The Model 1841 rifle is regarded by many weapons experts as one of the most handsome of all percussion cap system firearms. The M1841 was the first regulation rifle made in the percussion ignition system at the national armories.
In 1855, just prior to the Civil War, 8,879 of these M1841 weapons (of all contractors) were altered and re-bored to .58 caliber. Improved long-range rear "ladder sights" were added. Their brass tipped ramrods were replaced by an all steel type with an exaggerated trumpet head profile to accommodate .58 caliber ammunition. Most of which were re-worked and altered by Harpers Ferry Armory and Springfield Armory; c. 1855-1860.
Now then... This particular rifle was manufactured by Robbins and Lawrence. Dated 1849, Windsor, Vt., which is found on the lock plate.
To wit, this specimen speaks volumes to it's Confederate usage as it retains the original .54 caliber bore, to utilize standard .54 Confederate ammunition. The rifle has not been Yankee arsenal re-bored to use standard .58 Yankee ammo.

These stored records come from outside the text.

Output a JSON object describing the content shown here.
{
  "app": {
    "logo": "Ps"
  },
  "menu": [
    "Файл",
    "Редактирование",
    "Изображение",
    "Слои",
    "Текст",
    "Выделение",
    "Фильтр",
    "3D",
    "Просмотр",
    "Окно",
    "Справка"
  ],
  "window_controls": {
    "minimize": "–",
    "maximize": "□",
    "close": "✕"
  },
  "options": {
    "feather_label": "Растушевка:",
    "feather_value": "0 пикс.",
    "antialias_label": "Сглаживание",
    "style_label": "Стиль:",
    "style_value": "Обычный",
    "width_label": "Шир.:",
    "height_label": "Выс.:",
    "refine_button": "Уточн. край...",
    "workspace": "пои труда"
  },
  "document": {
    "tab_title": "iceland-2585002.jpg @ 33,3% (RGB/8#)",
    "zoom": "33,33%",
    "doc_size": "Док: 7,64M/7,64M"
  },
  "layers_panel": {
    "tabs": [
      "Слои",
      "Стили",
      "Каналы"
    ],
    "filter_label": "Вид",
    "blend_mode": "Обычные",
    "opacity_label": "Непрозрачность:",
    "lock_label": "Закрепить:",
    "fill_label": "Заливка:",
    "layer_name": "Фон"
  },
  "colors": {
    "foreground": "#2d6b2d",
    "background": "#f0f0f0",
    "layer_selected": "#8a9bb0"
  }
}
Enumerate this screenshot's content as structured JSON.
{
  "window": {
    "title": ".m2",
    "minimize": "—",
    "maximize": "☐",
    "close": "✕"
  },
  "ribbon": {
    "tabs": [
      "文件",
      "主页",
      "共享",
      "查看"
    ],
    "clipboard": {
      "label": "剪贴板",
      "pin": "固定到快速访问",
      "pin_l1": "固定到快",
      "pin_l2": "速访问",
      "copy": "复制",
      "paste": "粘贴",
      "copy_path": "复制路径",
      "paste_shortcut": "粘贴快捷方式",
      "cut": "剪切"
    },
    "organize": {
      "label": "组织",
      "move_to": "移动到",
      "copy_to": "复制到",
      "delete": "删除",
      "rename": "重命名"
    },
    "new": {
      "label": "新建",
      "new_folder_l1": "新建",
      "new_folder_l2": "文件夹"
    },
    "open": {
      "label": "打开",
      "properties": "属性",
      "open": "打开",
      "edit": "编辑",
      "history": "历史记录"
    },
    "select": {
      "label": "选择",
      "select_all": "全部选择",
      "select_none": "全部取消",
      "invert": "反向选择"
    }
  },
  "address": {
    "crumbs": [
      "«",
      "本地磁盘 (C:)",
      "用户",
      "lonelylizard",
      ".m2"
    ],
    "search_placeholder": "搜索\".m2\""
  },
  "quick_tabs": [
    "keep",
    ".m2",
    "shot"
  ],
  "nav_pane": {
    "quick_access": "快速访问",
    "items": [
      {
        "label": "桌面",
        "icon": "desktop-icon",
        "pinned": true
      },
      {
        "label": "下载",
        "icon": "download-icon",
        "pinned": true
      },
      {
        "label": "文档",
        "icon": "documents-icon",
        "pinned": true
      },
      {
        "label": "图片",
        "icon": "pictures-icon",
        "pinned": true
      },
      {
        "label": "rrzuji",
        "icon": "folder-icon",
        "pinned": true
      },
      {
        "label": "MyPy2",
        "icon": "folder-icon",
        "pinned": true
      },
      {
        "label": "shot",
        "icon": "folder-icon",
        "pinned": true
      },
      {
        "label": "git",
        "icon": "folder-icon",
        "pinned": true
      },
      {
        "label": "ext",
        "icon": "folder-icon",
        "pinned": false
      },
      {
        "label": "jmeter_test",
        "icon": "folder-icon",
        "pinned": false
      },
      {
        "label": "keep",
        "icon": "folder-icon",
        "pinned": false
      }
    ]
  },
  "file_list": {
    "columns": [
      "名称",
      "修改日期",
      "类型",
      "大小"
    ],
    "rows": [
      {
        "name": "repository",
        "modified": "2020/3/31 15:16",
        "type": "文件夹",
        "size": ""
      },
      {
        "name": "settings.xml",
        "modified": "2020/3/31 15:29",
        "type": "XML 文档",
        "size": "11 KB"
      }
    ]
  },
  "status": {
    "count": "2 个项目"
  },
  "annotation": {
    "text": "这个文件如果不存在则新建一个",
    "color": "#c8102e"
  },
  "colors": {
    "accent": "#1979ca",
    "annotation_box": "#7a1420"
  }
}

This particular rifle retains it's original brass tipped, cupped/concave ramrod that measures to fit the .54 caliber round as well.
Furthermore, the rifle sports it's original "V" notch block rear site, and has not been converted by Federals with the long-range "ladder sight."
The Walnut wood is in wonderful shape with ordinary war usage. This one saw action. The original brown lacquer barrel is beautiful, as is all the brass furniture, complete with resplendent patina. Not to neglect to mention that cartouches and proof markings are matching and bountiful.
And if that isn't enough, here is the rest of this rifle's history. Incredibly, inside the rifle's patch box are "double" Confederate soldier's markings.
First, on the inside of the side plate of the patch box, is the definite period inscription, "S.C. 4", which has been viewed by many experts, and agreed this is for the 4th South Carolina.
To top that, along the upper sideplate is a period inscription of "C.S." which looks to be followed by a faint "A." Simply incredible, legitimate period markings.
We know that Robbins and Lawrence manufactured 15,000 of these rifles - of which, 2,000+ were stored at the Baton Rouge Louisiana Arsenal and were released at the Civil War's start.
Considering all this information, this leaves little doubt to this rifle's usage by the Confederate Army.
The condition is Very Good - Fine . At some point years ago, the forearm has had a repair. This is veritably indiscernible unless looking directly for it. Also, both sling strap loops have been removed. Presumably customized by the soldier. This mentioned for accuracy and exactness.
Folks, here's your chance to own a Confederate used rifle without spending $10,000+. A specimen that simply resounds of Dixie and would make a wonderful addition to any collection.